**Aim of the exercise**
Copy out, from the data, each line containing the string "desc".

**Source data**
------------
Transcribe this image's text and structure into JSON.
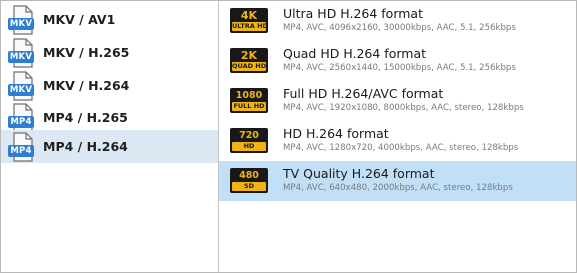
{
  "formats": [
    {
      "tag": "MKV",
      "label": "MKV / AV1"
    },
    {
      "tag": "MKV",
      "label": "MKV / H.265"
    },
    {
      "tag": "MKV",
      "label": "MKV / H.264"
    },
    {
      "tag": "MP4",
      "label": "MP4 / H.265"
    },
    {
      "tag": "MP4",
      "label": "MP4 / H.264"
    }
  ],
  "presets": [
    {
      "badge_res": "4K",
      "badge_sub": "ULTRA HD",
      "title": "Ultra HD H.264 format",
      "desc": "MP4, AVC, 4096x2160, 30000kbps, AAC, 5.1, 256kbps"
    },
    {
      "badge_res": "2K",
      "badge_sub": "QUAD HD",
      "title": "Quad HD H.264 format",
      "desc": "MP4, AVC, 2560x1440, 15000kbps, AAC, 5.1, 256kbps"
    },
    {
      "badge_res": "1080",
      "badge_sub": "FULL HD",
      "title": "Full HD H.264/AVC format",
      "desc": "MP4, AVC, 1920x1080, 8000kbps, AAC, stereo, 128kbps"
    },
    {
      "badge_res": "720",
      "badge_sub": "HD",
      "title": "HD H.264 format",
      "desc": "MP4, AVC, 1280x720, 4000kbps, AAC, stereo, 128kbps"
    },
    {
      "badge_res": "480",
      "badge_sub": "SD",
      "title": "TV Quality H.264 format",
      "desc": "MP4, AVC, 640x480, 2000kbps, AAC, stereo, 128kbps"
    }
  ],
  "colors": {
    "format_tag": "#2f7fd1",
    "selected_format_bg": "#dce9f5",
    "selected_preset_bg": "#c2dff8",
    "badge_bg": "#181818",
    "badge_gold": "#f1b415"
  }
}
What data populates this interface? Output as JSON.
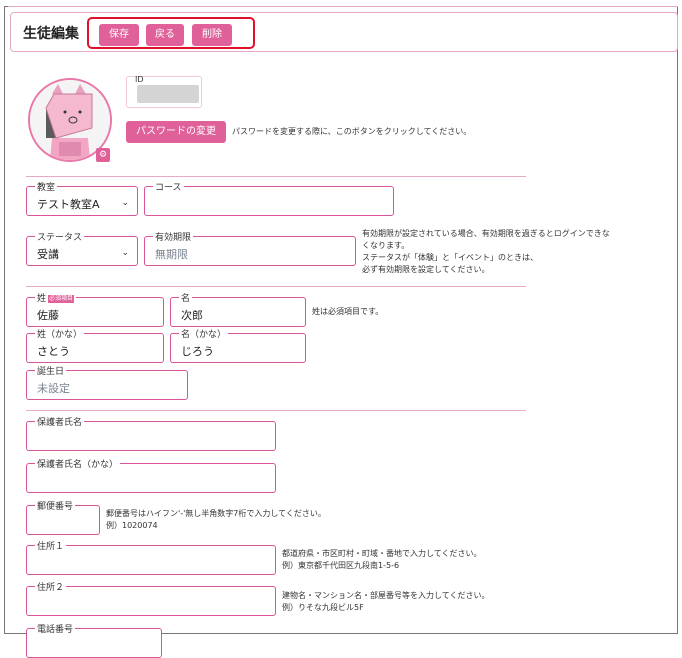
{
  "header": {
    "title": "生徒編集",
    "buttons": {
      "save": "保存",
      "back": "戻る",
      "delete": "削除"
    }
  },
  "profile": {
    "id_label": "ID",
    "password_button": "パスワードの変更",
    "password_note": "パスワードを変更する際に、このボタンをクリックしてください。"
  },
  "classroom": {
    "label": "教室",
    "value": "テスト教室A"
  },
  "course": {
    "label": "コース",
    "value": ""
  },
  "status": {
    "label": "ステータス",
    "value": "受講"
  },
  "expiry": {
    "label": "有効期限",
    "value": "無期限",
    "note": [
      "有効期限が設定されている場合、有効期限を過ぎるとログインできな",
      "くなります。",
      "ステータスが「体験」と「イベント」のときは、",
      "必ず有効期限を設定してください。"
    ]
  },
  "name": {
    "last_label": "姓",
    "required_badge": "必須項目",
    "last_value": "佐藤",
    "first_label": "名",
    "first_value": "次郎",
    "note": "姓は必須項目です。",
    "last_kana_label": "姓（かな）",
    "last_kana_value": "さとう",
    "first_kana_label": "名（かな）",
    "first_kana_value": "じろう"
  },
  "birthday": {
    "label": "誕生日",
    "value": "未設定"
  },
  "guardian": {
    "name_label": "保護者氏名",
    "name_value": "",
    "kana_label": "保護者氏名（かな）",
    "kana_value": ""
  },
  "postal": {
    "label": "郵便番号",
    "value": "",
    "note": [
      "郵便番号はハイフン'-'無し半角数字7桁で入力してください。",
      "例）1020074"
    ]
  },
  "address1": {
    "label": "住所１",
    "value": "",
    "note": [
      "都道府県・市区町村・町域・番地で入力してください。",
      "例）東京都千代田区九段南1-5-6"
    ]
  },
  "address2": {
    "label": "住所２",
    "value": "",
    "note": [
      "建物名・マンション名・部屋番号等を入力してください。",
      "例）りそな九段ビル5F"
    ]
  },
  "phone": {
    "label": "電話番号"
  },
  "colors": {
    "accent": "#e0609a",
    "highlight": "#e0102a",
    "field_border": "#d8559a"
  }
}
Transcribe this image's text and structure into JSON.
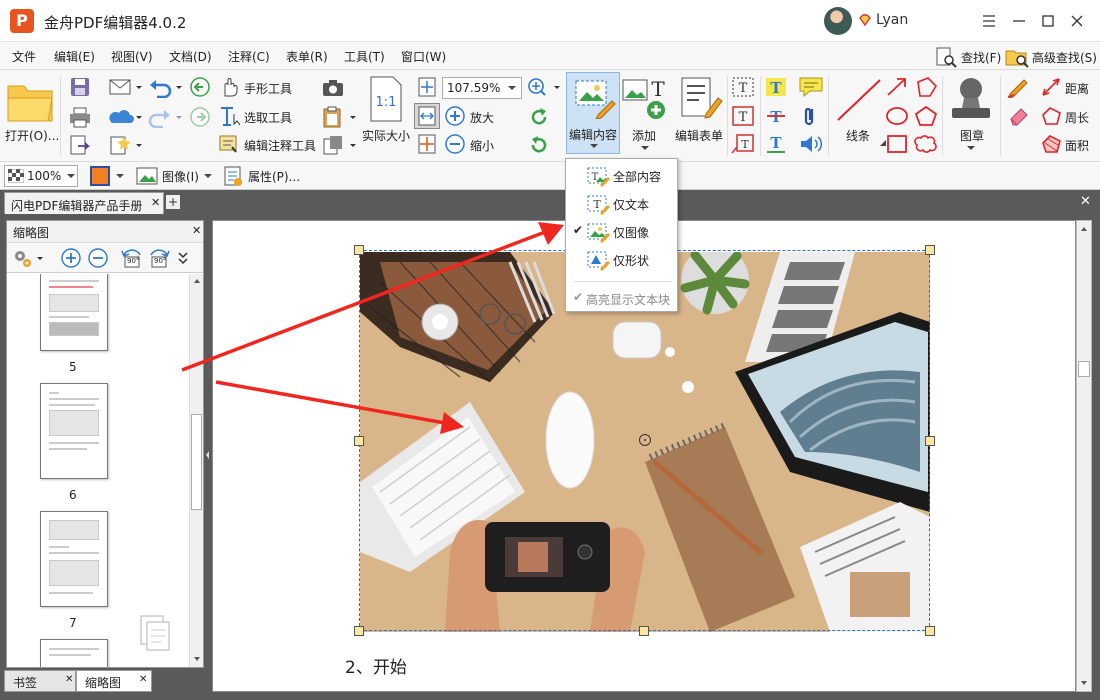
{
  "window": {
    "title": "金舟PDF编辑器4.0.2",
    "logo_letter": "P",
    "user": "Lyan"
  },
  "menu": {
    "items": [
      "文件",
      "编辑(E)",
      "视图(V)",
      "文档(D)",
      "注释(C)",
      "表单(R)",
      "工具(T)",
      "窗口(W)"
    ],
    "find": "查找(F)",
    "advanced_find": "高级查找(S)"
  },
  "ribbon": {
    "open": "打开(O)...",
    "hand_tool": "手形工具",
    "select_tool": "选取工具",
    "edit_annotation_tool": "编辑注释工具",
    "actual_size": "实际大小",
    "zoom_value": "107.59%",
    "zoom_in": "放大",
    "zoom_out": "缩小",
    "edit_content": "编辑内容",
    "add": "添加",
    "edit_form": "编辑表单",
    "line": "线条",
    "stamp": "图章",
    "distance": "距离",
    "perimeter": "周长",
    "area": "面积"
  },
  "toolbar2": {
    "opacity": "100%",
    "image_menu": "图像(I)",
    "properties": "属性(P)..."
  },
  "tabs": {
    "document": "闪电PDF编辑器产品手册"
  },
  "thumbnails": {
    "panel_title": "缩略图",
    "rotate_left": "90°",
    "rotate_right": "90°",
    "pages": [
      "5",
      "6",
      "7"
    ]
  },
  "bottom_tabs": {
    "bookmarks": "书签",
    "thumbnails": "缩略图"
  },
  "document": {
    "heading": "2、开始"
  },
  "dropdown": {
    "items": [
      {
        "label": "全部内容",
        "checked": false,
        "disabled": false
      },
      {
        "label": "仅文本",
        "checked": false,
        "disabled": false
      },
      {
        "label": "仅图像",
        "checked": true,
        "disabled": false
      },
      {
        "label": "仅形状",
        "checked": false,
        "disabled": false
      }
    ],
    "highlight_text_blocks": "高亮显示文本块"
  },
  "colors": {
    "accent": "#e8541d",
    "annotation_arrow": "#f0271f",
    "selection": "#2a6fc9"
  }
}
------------
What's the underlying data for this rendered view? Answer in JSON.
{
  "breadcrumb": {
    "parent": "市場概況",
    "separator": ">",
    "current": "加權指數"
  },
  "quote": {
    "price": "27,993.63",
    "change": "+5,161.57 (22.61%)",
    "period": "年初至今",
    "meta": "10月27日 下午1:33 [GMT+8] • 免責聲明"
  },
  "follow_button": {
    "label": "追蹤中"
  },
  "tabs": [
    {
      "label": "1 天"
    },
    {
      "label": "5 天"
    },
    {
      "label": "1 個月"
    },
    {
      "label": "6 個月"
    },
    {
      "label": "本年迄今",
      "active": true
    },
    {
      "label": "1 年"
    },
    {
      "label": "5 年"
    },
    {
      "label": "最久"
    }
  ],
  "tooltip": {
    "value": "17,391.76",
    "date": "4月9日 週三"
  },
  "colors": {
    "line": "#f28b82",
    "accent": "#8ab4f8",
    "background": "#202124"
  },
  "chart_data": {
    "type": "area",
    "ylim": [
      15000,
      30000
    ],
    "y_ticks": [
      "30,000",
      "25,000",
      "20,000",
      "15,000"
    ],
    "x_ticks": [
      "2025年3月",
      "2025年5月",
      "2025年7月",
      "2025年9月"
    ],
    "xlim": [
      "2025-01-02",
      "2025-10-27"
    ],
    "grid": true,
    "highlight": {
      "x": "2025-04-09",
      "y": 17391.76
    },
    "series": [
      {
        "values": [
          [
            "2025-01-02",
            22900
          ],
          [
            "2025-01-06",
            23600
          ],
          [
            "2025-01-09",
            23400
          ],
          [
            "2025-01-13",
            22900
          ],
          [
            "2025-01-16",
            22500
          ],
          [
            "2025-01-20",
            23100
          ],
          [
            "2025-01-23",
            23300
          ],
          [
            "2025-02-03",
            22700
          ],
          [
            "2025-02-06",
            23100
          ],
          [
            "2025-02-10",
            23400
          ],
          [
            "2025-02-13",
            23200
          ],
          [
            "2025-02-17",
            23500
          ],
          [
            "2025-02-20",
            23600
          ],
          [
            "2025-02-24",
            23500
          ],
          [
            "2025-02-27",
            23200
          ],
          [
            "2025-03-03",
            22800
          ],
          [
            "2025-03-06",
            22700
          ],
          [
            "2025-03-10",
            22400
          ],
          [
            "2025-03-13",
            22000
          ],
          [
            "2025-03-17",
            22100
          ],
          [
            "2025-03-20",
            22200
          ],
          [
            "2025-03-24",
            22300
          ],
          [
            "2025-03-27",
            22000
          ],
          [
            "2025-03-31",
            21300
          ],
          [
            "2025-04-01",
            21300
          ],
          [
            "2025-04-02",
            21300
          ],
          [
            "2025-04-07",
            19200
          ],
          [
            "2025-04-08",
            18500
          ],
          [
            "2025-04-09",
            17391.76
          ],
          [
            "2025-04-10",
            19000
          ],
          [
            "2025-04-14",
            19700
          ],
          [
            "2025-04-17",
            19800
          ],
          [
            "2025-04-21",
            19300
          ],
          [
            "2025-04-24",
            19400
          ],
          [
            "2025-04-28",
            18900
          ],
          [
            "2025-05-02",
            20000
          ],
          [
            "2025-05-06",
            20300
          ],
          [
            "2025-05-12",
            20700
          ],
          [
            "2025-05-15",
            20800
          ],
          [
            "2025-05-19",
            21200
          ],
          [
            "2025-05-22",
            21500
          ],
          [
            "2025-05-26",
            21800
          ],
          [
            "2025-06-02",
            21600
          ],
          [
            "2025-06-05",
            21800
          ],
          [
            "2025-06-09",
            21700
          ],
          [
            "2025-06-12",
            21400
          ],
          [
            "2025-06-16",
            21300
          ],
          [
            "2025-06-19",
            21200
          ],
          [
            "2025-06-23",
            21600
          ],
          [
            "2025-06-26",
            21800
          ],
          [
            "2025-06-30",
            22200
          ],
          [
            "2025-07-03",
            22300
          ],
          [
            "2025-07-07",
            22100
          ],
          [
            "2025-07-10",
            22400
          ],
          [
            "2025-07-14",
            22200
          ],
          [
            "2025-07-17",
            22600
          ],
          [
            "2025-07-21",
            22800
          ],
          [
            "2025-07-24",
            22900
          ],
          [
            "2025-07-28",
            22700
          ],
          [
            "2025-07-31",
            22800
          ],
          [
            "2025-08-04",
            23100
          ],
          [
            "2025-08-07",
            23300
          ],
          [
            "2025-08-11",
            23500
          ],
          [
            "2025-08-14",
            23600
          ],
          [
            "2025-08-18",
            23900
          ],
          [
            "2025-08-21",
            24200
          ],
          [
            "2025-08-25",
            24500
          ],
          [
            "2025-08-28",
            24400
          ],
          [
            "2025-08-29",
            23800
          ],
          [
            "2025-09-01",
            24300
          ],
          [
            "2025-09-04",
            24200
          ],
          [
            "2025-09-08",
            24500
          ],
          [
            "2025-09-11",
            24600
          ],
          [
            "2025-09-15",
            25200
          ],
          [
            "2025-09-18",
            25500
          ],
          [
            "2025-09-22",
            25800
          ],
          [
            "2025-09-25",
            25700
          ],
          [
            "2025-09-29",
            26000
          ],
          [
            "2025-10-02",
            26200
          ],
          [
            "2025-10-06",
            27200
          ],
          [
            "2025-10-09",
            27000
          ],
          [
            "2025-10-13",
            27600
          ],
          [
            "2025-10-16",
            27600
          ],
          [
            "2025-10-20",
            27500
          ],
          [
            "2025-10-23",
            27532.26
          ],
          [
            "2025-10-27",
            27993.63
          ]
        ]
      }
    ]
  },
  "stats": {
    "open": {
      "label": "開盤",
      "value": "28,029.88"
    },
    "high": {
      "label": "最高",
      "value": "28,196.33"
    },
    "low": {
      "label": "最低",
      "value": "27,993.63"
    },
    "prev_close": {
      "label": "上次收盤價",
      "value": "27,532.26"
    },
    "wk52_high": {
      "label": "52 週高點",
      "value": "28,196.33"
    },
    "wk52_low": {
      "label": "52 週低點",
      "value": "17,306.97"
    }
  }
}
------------
**Answer section**
      "desc": "MP4, AVC, 4096x2160, 30000kbps, AAC, 5.1, 256kbps"
      "desc": "MP4, AVC, 2560x1440, 15000kbps, AAC, 5.1, 256kbps"
      "desc": "MP4, AVC, 1920x1080, 8000kbps, AAC, stereo, 128kbps"
      "desc": "MP4, AVC, 1280x720, 4000kbps, AAC, stereo, 128kbps"
      "desc": "MP4, AVC, 640x480, 2000kbps, AAC, stereo, 128kbps"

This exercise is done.